### Goal of the exercise:
Without including any pictures, write out all the records word for word.

### Entries from a dataset of interfaces:
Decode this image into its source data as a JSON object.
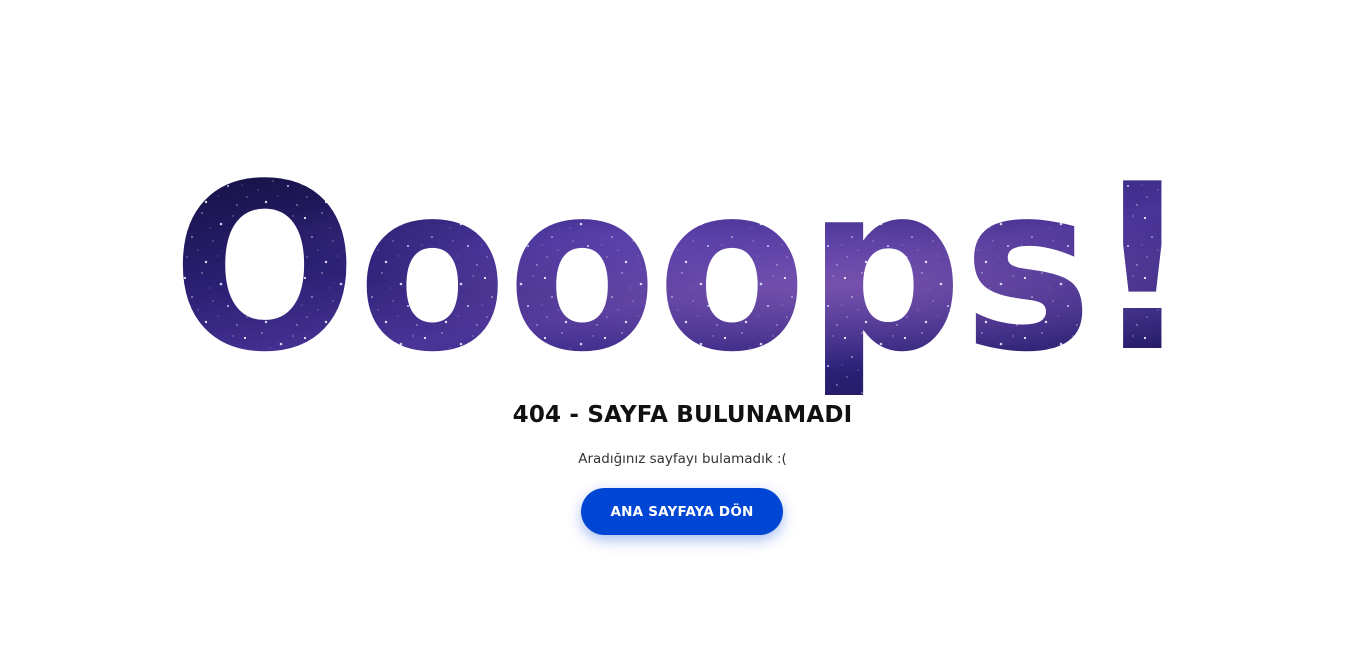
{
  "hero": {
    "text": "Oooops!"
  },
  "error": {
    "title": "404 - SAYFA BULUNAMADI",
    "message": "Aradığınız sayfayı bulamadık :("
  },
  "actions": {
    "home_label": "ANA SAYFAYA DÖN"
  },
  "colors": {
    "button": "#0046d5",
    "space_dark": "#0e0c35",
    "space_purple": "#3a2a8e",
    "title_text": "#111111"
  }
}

### Task response:
Decode this image into its source data as a JSON object.
{
  "hero": {
    "text": "Oooops!"
  },
  "error": {
    "title": "404 - SAYFA BULUNAMADI",
    "message": "Aradığınız sayfayı bulamadık :("
  },
  "actions": {
    "home_label": "ANA SAYFAYA DÖN"
  },
  "colors": {
    "button": "#0046d5",
    "space_dark": "#0e0c35",
    "space_purple": "#3a2a8e",
    "title_text": "#111111"
  }
}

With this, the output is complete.